Are you a working parent like me? Then you will know that I don't have time to write this piece. And you really don't have time to read this piece. Seriously, go away and do something on your endless mental or written list of things-to-do. Still here? Ok, let's peer in to what your daily life might look like...
What has changed most for you in the last 20 years? Chances are, it's to do with family: maybe you have started one, or you are caring for one. Maybe you have gained new family members or you have suffered a loss? It's possible you are in a blended family situation, a single parent one, or your family has a dual income.
At 38, I was a freelance film director. After a short relationship ended, I found myself single, pregnant and broke. I decided to have the baby and raise him alone. Years after my son was born, scrolling though an old Nokia, I found that I had unwittingly archived a three-year dialogue of text messages between my son's father and I.
When you live with three teenagers, you are always the first in bed.
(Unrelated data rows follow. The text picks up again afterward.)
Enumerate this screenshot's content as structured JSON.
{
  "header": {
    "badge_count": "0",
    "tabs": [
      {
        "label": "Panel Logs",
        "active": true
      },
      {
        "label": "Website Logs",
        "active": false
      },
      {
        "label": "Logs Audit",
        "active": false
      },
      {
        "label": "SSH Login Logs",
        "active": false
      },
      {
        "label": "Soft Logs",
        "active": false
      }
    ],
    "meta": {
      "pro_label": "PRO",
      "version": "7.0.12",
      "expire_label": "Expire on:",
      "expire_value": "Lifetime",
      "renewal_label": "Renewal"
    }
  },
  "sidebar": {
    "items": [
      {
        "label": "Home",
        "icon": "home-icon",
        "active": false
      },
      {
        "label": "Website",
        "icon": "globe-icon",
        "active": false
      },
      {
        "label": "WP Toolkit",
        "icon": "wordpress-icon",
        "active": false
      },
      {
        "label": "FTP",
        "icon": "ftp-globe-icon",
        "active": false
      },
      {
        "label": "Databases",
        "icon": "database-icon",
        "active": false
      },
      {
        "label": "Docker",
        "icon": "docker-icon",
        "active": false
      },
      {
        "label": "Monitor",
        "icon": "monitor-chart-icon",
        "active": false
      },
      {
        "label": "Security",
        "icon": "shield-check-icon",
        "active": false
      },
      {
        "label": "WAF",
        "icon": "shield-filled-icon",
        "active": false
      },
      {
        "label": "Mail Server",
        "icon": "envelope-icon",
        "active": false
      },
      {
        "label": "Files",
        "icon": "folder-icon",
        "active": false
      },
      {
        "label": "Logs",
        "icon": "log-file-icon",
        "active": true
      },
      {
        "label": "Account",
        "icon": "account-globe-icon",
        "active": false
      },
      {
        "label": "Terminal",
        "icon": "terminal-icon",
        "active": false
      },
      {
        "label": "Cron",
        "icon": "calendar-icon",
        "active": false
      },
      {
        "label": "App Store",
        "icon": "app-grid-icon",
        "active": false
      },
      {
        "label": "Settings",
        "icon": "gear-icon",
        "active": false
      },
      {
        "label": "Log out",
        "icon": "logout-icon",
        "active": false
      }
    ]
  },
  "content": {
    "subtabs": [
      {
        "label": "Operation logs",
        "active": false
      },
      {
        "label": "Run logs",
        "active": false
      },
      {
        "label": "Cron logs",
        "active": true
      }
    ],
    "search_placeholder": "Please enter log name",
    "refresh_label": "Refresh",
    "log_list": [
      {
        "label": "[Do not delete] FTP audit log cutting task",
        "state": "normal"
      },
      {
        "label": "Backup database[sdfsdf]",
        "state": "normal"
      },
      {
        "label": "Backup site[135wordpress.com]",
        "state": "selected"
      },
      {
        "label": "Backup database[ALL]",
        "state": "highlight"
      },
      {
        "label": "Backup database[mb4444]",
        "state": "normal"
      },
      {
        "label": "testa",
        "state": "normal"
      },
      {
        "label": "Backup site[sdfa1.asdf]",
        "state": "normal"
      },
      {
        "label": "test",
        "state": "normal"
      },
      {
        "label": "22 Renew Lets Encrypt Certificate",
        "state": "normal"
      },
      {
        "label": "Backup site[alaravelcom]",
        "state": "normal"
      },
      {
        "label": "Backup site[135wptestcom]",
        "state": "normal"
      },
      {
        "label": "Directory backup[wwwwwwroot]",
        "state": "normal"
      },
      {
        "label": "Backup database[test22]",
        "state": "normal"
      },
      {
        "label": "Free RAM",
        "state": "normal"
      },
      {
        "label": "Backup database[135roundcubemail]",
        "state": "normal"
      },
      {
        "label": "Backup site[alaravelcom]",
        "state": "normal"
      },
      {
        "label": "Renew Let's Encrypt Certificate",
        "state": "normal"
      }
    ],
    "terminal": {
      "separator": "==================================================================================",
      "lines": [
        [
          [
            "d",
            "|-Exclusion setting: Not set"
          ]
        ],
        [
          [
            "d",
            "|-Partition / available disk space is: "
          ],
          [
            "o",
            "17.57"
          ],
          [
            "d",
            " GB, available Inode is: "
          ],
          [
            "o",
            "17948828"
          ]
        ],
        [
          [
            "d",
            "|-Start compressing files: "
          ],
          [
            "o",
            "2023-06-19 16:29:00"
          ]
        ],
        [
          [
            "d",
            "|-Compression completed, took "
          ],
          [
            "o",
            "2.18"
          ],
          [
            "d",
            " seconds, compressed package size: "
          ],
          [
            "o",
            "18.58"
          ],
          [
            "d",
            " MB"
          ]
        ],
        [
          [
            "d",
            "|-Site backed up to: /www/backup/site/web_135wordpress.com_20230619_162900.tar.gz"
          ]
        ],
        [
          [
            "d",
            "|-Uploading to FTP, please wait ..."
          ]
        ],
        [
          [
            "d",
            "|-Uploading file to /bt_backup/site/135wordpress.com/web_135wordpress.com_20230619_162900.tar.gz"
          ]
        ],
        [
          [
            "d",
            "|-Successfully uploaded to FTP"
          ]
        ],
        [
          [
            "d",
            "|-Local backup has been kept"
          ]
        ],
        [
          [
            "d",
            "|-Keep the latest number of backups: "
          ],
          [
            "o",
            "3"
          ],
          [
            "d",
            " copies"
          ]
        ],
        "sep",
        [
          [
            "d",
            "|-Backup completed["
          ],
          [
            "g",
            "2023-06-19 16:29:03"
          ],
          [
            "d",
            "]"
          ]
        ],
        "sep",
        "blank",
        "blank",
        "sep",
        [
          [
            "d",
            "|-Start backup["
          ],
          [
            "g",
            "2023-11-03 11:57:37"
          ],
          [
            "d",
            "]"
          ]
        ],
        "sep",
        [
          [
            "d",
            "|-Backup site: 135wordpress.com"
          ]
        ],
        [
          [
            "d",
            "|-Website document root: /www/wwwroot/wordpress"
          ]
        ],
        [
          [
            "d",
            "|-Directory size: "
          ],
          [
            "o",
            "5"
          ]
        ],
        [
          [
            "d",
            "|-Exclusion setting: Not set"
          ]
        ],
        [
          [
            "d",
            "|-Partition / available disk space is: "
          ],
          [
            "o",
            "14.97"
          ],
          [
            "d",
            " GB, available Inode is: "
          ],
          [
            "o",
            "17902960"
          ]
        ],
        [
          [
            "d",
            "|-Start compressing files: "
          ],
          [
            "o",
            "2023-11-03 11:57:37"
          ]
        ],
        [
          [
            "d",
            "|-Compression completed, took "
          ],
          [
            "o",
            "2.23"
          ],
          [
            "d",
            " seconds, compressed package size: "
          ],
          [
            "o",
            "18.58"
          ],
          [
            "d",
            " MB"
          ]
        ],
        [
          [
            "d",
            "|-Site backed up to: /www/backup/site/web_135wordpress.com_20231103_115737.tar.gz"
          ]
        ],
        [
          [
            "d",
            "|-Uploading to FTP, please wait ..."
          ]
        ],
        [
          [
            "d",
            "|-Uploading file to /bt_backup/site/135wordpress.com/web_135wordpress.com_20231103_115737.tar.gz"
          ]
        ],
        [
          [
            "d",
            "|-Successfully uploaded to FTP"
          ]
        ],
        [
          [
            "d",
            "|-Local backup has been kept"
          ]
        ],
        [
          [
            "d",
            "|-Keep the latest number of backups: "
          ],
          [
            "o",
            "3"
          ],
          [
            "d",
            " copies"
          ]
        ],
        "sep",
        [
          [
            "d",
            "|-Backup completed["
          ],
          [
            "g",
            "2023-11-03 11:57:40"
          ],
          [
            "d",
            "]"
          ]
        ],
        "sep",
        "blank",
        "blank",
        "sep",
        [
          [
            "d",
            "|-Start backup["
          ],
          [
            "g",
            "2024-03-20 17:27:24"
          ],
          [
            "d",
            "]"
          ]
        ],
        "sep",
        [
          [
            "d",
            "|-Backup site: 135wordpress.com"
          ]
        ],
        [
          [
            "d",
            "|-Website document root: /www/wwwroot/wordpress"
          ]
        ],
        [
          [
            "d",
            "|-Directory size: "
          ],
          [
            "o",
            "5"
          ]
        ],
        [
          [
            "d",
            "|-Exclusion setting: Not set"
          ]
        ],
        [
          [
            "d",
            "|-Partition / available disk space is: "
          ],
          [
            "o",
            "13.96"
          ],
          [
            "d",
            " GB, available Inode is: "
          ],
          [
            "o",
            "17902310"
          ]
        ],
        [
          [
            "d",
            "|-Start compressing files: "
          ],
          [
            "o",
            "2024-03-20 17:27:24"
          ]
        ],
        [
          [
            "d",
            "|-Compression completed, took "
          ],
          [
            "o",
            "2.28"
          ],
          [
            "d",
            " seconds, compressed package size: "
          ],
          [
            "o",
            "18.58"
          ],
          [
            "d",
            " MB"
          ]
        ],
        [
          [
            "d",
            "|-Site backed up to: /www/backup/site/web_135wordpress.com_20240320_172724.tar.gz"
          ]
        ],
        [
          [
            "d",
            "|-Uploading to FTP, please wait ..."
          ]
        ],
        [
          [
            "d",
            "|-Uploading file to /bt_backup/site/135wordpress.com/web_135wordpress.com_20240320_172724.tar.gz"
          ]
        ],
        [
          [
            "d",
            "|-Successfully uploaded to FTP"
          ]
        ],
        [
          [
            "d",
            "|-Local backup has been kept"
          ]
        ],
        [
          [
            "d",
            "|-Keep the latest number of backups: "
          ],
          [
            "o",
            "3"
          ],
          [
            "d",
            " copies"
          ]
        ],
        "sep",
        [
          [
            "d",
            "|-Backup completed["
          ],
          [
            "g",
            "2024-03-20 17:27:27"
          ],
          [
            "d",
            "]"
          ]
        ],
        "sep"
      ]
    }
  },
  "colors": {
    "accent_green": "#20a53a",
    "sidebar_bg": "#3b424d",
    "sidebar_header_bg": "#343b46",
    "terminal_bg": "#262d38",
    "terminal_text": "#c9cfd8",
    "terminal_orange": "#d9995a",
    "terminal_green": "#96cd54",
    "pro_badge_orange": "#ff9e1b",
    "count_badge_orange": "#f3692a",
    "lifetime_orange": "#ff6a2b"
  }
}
You are programmed to sit up trance-like at 2am, jump out of bed and do a check of bodies in beds - and, if bodies are missing, conduct the same check hourly thereafter. This was a shock - a return to broken nights from the exhausting days of Baby-has-a-cold.
I'm ready to stop because I work full-time, which means I have to make time to pump breast milk during every single work day, and this is not easy. In the past year, I've been on a dozen business trips, which involve incredible planning and logistics to leave enough milk at home, and to pump and travel with dozens of ounces of milk.
Whether you deem it as a social family building trend or simply the scientific ability to navigate around Mother Nature, "traditional" surrogacy is not a new concept. As a matter of fact, it is the only form of assisted reproduction that dates back to biblical times. The story of Abraham and Sarah in Genesis chapter 16, is the most notable example.
Attachment parenting doesn't acknowledge capitalism or patriarchy as deities the way mainstream parenting does. Attachment parenting (the practices involved in) supports a woman's right to understand how her body works, how powerful she is in the life of her child and in wider society and how awesome her biology is.
I spend my working life helping organisations deal with disruption. I focus on the media and entertainment industry these days, but I've covered sectors as diverse as health, energy, transport, and financial services.
Sleep deprivation is a key cause of Toddler's Back, when you have kids you just don't get to rest like you used to - fact. Our daughter is no fan of sleeping, and despite being a perfect little angel (well almost) during daylight hours, she turns into something of a diva at night. It was during a particularly difficult night time shift this week, when my Toddler's Back really struck.
Here is the contradiction: Society wants men to spend more time with their kids and families (believe me, at least once a week I get a comment like "Oh it's good to see daddy being in charge" when in public), but employers and government do next to nothing to support them. I believe we need some fundamental changes here...
At midnight I look up at the screen to see Big Ben, haloed in light, wreathed in the smoke of rockets and bangers, keeping stern watch over the city I called home for almost thirty years: so close, yet so far away.
Having received a card from the middle-aged couple a few doors along, next week we're having a little soiree for the neighbours - all except Dead Bob Willis and his invisible wife, obviously. As I drive home from Homebase with a boot full of planks singing along to "Rebel Rebel" it somehow feels Christmassy and normal.
Sean's spots are healing, Emma making friends; Lynda is working in London today. The house is "coming together" (as in, it's no longer falling apart). The roof of the summerhouse is secured with tarp and screws. There's nothing useful I can do alone. Nothing for it: I must write.
Neither of the kids seems traumatised by their first day at Straddlewick; we heave sighs of relief. Then, at tooth-brush-time, Emma says Sean was called names by an older boy in the playground.
Lynda's supposed to meet me at the train station but the Stilo's out of action: some sort of steering rod calamity that will cost more to fix than we paid for the infernal thing. For about a trillisecond I consider taking a mechanic's course then remember I have better things to do. I'm not sure what, exactly, but I do.
That night, I spend some time thinking about what we tell our children, about Heaven and God, about what happens when we die - and although I don't believe in any of it, I tell myself that, right now, it's ok for him to believe. After all, as a five-year-old, there are plenty of things that he believes in that I know aren't true.